> **Problem to solve**: If a line in the records below holds the string "Tableau", count it, and state only the final count.

> **Data to process**:
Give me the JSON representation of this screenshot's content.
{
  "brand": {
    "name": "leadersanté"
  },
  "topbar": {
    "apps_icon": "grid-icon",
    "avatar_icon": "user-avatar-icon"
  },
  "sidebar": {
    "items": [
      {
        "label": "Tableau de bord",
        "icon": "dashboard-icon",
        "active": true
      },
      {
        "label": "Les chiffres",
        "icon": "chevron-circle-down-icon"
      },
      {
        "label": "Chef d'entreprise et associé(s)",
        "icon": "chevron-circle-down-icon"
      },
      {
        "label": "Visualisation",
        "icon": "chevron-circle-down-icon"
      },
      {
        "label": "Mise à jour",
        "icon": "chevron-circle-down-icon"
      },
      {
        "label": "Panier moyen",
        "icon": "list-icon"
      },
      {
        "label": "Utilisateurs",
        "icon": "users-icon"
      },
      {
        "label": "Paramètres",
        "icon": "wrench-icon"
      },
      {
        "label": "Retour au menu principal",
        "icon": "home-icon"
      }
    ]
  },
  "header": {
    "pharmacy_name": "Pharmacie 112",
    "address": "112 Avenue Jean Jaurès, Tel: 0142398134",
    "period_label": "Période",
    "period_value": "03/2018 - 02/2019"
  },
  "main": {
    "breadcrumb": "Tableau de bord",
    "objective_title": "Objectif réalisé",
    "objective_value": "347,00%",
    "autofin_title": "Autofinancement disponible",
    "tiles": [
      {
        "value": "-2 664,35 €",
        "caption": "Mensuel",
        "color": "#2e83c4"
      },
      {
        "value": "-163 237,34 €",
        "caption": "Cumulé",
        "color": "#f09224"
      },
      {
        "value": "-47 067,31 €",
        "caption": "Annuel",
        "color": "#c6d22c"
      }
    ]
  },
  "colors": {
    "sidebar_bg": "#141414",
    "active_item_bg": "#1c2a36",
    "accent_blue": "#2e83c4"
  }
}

> **Your solution**: 2